We all know that 2020 was a brutal year for hotels -- the worst on record, in fact. And while hotels did enjoy an uptick in revenue earlier this summer, the ongoing delta variant surge continues to threaten travel, leaving hotels in a tricky spot as the holiday season approaches.
Compounding the issue is the fact that business travel has not come close to returning to pre-pandemic levels, and may not, in fact, get there for years. At this point, many companies have yet to even bring workers back to the office due to delta-related concerns. And so putting employees on a plane makes little sense, especially in the age of Zoom.
But still, there's reason for real estate investors in hotels or hospitality REITs (real estate investment trusts) to be hopeful. Last month, the U.S. announced that come November, international tourists who provide proof of a COVID-19 vaccine can once again enter the country. And this week, the U.S. announced that it also plans to reopen its land borders with Canada and Mexico next month, ending a 19-month ban on nonessential travel from those countries.
A boon to hotels
Beginning in early November, fully vaccinated foreign nationals will be allowed to visit the U.S. by land. Those entering by vehicle, rail, and ferry will be required to provide proof of vaccination. However, unlike air travelers, they won't be required to provide proof of a negative COVID-19 test.
Furthermore, the CDC has confirmed that the U.S. will accept travelers who are fully vaccinated with any formula approved for emergency use by the World Health Organization. For example, the AstraZeneca vaccine, which has been widely deployed in Canada, will be accepted.
Once those U.S. borders open up again to land travel, traffic could pick up in a very big way. And that's apt to benefit hotels all over the country.
But some hotels might enjoy a greater surge in revenue than others -- namely, those located in border towns and popular tourist areas. Take Niagara Falls, New York, the busiest land crossing on the Canadian border. In 2020, the number of vehicle passengers entering the U.S. via that crossing dropped 83%, and it's remained low throughout 2021. Once that border opens back up, traffic could surge, and hotels in that area and beyond could see their occupancy rates start to rise.

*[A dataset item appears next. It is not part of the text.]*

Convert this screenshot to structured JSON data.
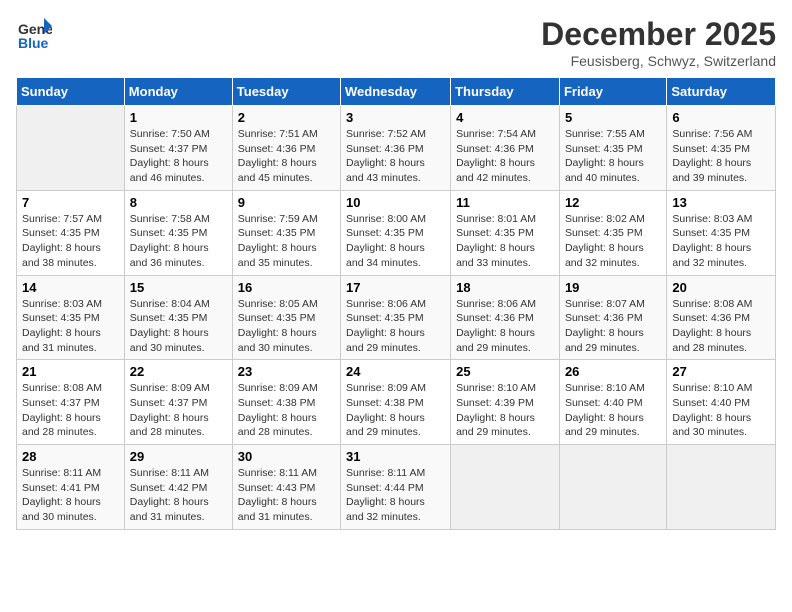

Not only is the opening of land borders positive news for hotels in general, it's especially positive given the upcoming holidays. Now, more visitors might enter the U.S. in an effort to see family. And those requiring lodging will no doubt turn to hotels to fill that need.
Local businesses could benefit, too
It's not just hotels that have been hurt by the closing of U.S. borders. Border towns that rely heavily on foreign visitors have also been hurt by a lack of traffic. In Nogales, Arizona, near the Mexican border, travel restrictions forced about 40 retail businesses to close on the main strip in the city of 20,000 people. And that's just one example.
Opening up borders could therefore prevent countless smaller businesses from shuttering. And after a year of record store closures, that's good news for real estate investors as well.